Yet that’s what happened to Switzerland’s Mathias Eggenberger. The 25-year-old competed in last September’s World Amateur Team Championship in Mexico, finishing T-39 and helping his country finish 16th. But earlier this week, the International Golf Federation announced Eggenberger, who has since turned pro, was being retroactively DQ’d from the event.
Specifically, Eggenberger was found when taking a drug test to have a low levels of the banned substance clenbuterol, which is known to increase muscle and reduce body fat.
Where the story gets strange is the fact after an IGF’s investigation in the matter, Eggenberger was found to be at “no fault or negligence” in taking the substance. It was determined that the clenbuterol in his system came from eating meat in Mexico, one of a handful of countries that uses the drug in feeding animal livestock.
The World Anti-Doping Agency had warned athletes in 2011 to “exercise extreme caution” in eating meat when competing in Mexico. The IGF investigation found that Eggenberger had gone to restaurants where event organizer had instructed athletes to eat.
However, the anti-doping policy specifies that regardless of the reason, the presence of the drug in an athlete’s system is deemed a violation of the policy.

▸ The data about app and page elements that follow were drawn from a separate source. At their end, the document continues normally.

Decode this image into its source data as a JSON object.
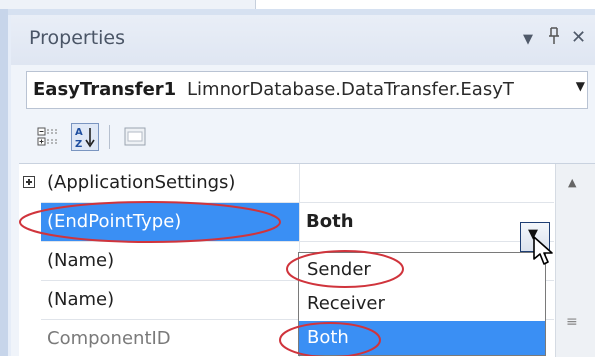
{
  "window": {
    "title": "Properties",
    "pin_glyph": "↓ 1",
    "dropdown_glyph": "▾",
    "pin_icon_glyph": "⫫",
    "close_glyph": "✕"
  },
  "object_selector": {
    "name": "EasyTransfer1",
    "type": "LimnorDatabase.DataTransfer.EasyT",
    "arrow": "▾"
  },
  "toolbar": {
    "categorized_icon": "categorized-icon",
    "alphabetical_icon": "alphabetical-icon",
    "property_pages_icon": "property-pages-icon"
  },
  "grid": {
    "rows": [
      {
        "name": "(ApplicationSettings)",
        "value": "",
        "expandable": true
      },
      {
        "name": "(EndPointType)",
        "value": "Both",
        "selected": true
      },
      {
        "name": "(Name)",
        "value": ""
      },
      {
        "name": "(Name)",
        "value": ""
      },
      {
        "name": "ComponentID",
        "value": "",
        "grey": true
      }
    ]
  },
  "dropdown": {
    "options": [
      "Sender",
      "Receiver",
      "Both"
    ],
    "selected": "Both"
  },
  "colors": {
    "selection_blue": "#3a8ff4",
    "annotation_red": "#d0343c"
  }
}
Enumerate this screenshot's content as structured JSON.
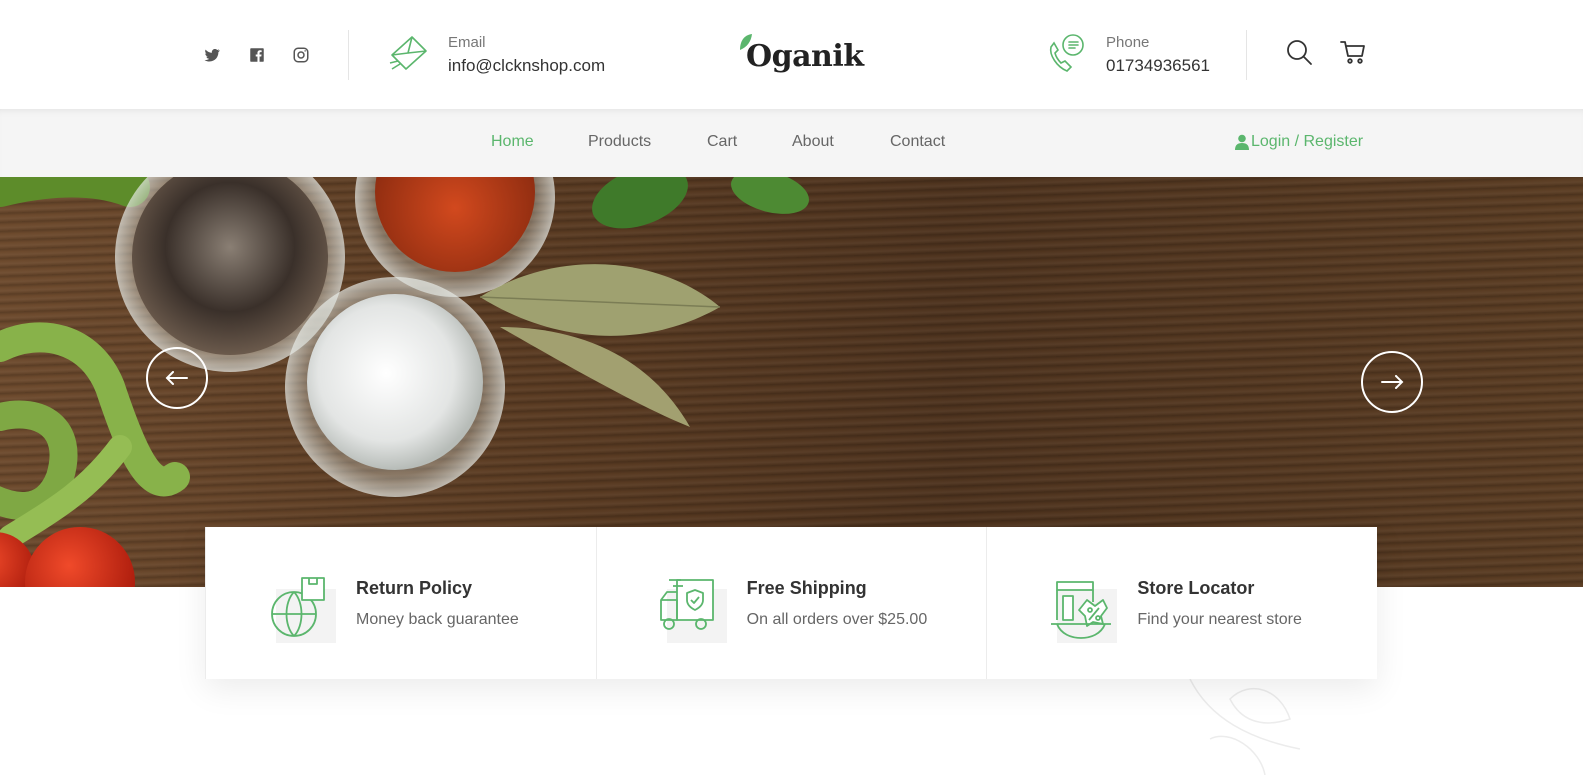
{
  "header": {
    "email": {
      "label": "Email",
      "value": "info@clcknshop.com",
      "icon": "envelope-icon"
    },
    "phone": {
      "label": "Phone",
      "value": "01734936561",
      "icon": "phone-icon"
    },
    "logo_text": "Oganik",
    "social": [
      "twitter-icon",
      "facebook-icon",
      "instagram-icon"
    ]
  },
  "nav": {
    "items": [
      {
        "label": "Home",
        "active": true
      },
      {
        "label": "Products",
        "active": false
      },
      {
        "label": "Cart",
        "active": false
      },
      {
        "label": "About",
        "active": false
      },
      {
        "label": "Contact",
        "active": false
      }
    ],
    "login_label": "Login / Register"
  },
  "features": [
    {
      "title": "Return Policy",
      "subtitle": "Money back guarantee",
      "icon": "globe-box-icon"
    },
    {
      "title": "Free Shipping",
      "subtitle": "On all orders over $25.00",
      "icon": "delivery-truck-icon"
    },
    {
      "title": "Store Locator",
      "subtitle": "Find your nearest store",
      "icon": "store-icon"
    }
  ],
  "colors": {
    "accent": "#5bb66d",
    "text": "#333333",
    "muted": "#666666"
  }
}
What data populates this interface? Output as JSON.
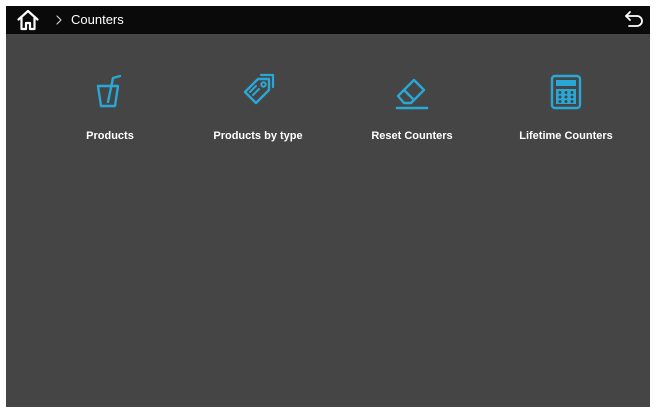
{
  "colors": {
    "topbar_bg": "#0a0a0a",
    "content_bg": "#454545",
    "accent": "#29a8d8",
    "text": "#ffffff"
  },
  "topbar": {
    "home_icon": "home-icon",
    "breadcrumb_separator": "chevron-right-icon",
    "breadcrumb_current": "Counters",
    "back_icon": "back-arrow-icon"
  },
  "menu": {
    "items": [
      {
        "label": "Products",
        "icon": "cup-straw-icon"
      },
      {
        "label": "Products by type",
        "icon": "tags-icon"
      },
      {
        "label": "Reset Counters",
        "icon": "eraser-icon"
      },
      {
        "label": "Lifetime Counters",
        "icon": "calculator-icon"
      }
    ]
  }
}
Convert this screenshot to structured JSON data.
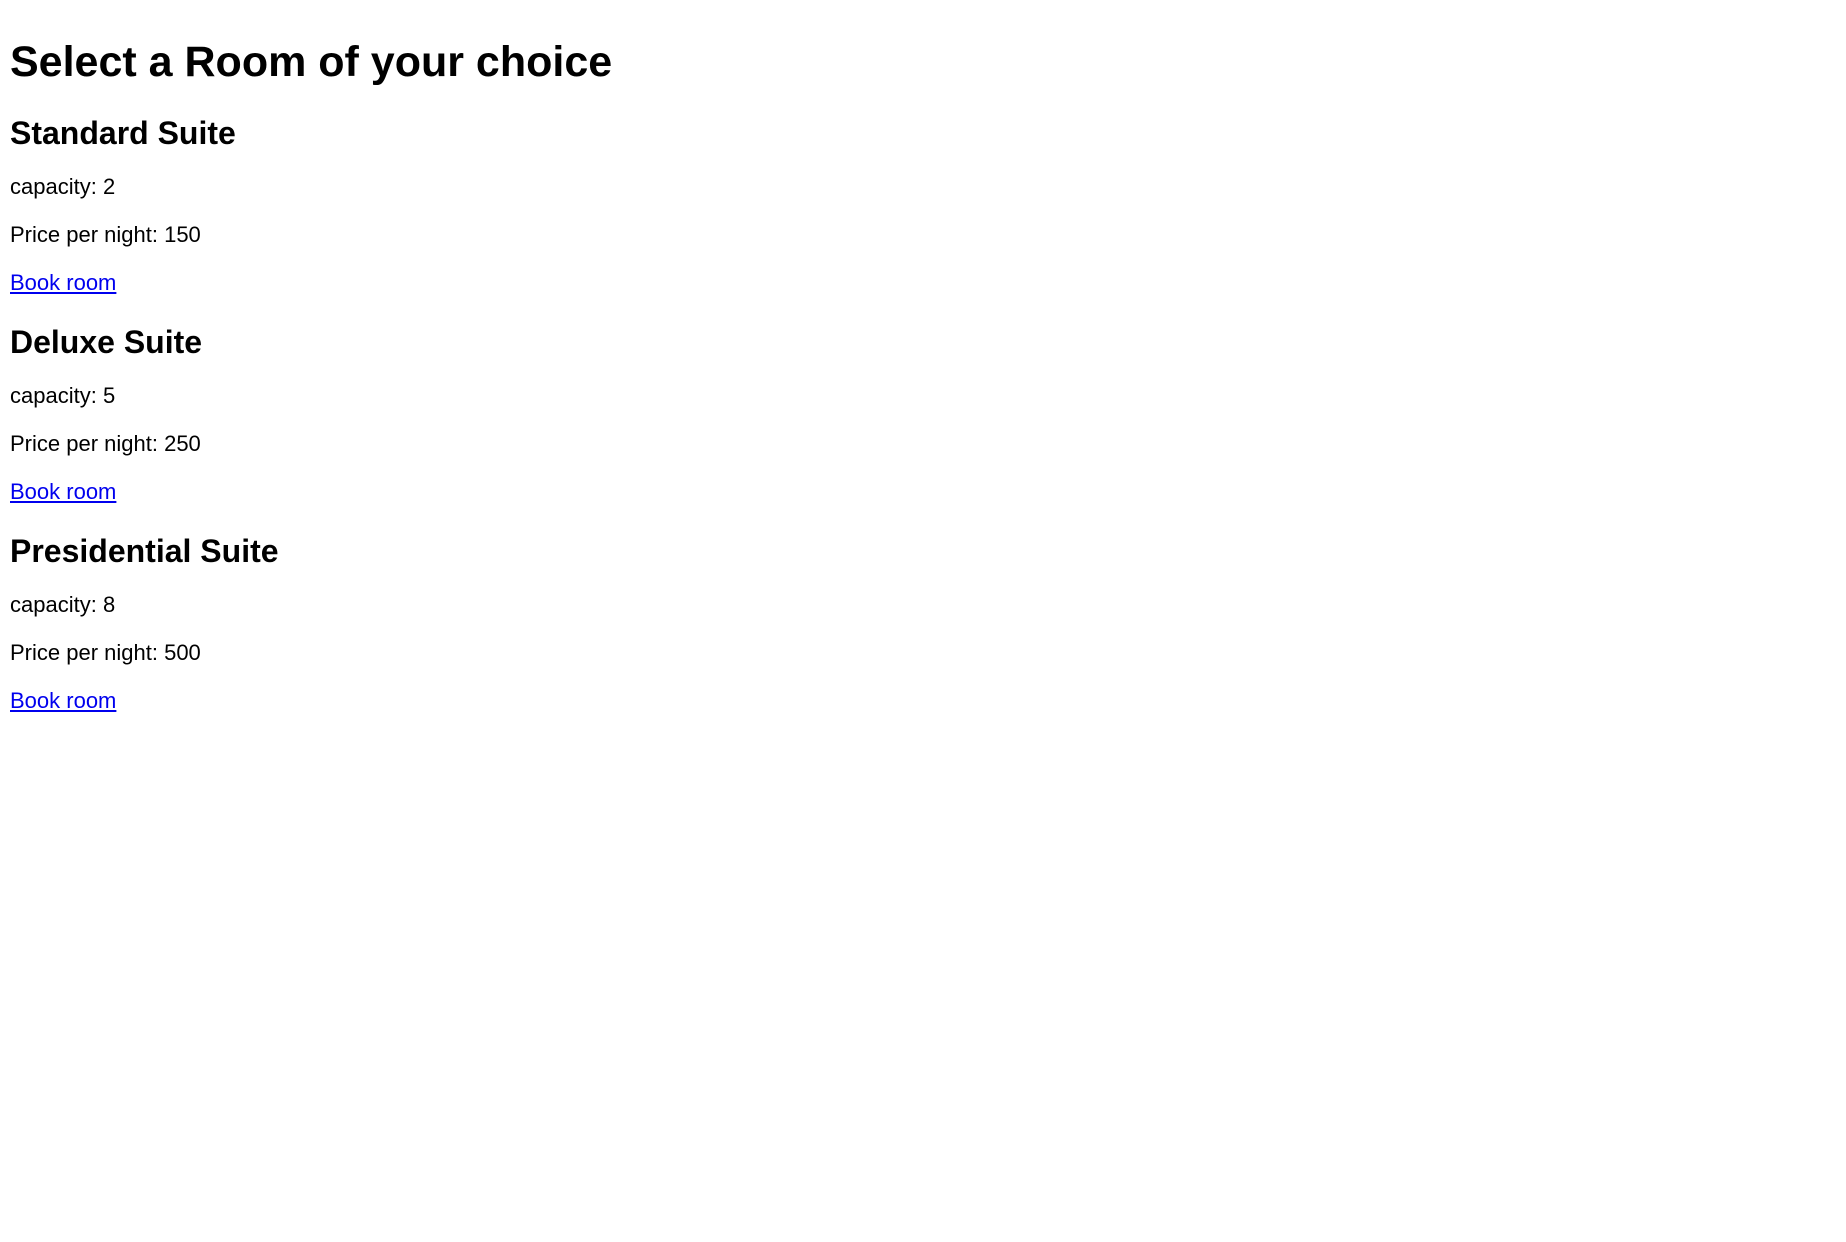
{
  "page": {
    "title": "Select a Room of your choice"
  },
  "labels": {
    "capacity_prefix": "capacity: ",
    "price_prefix": "Price per night: ",
    "book_link": "Book room"
  },
  "rooms": [
    {
      "name": "Standard Suite",
      "capacity": "2",
      "price": "150"
    },
    {
      "name": "Deluxe Suite",
      "capacity": "5",
      "price": "250"
    },
    {
      "name": "Presidential Suite",
      "capacity": "8",
      "price": "500"
    }
  ]
}
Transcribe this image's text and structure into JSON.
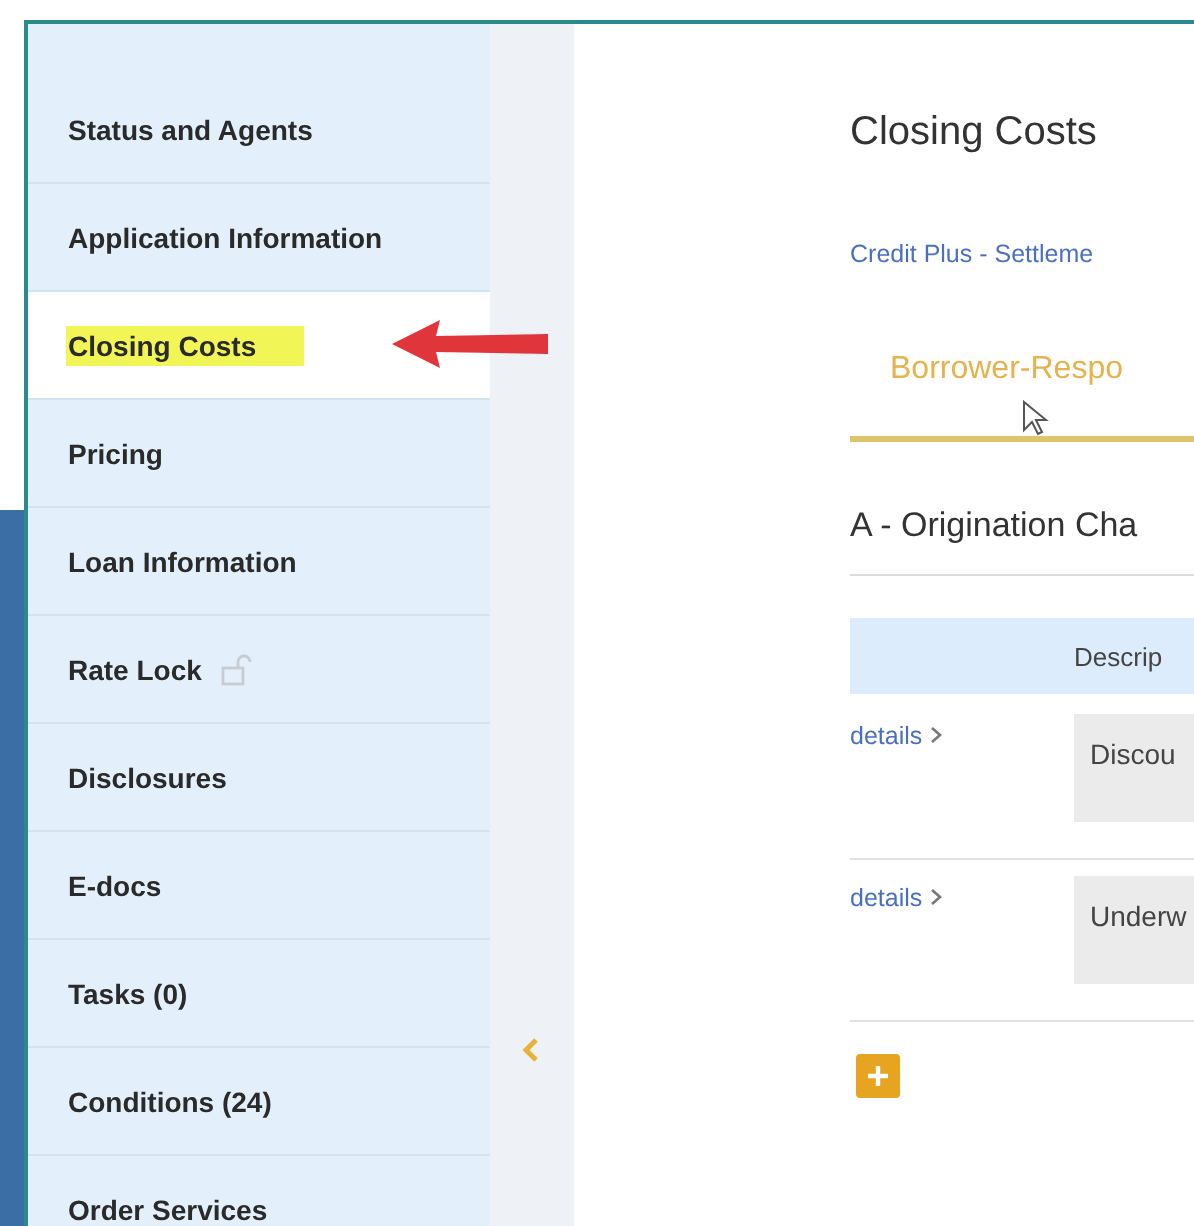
{
  "sidebar": {
    "items": [
      {
        "label": "Status and Agents",
        "selected": false,
        "highlighted": false,
        "lock_icon": false
      },
      {
        "label": "Application Information",
        "selected": false,
        "highlighted": false,
        "lock_icon": false
      },
      {
        "label": "Closing Costs",
        "selected": true,
        "highlighted": true,
        "lock_icon": false
      },
      {
        "label": "Pricing",
        "selected": false,
        "highlighted": false,
        "lock_icon": false
      },
      {
        "label": "Loan Information",
        "selected": false,
        "highlighted": false,
        "lock_icon": false
      },
      {
        "label": "Rate Lock",
        "selected": false,
        "highlighted": false,
        "lock_icon": true
      },
      {
        "label": "Disclosures",
        "selected": false,
        "highlighted": false,
        "lock_icon": false
      },
      {
        "label": "E-docs",
        "selected": false,
        "highlighted": false,
        "lock_icon": false
      },
      {
        "label": "Tasks (0)",
        "selected": false,
        "highlighted": false,
        "lock_icon": false
      },
      {
        "label": "Conditions (24)",
        "selected": false,
        "highlighted": false,
        "lock_icon": false
      },
      {
        "label": "Order Services",
        "selected": false,
        "highlighted": false,
        "lock_icon": false
      }
    ]
  },
  "main": {
    "title": "Closing Costs",
    "link": "Credit Plus - Settleme",
    "tabs": [
      {
        "label": "Borrower-Respo",
        "selected": true
      }
    ],
    "section": {
      "title": "A - Origination Cha",
      "table": {
        "columns": [
          "Descrip"
        ],
        "rows": [
          {
            "link": "details",
            "description": "Discou"
          },
          {
            "link": "details",
            "description": "Underw"
          }
        ]
      }
    }
  }
}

Eggenberger's scores were dropped for the Swiss team, which fell to T-29.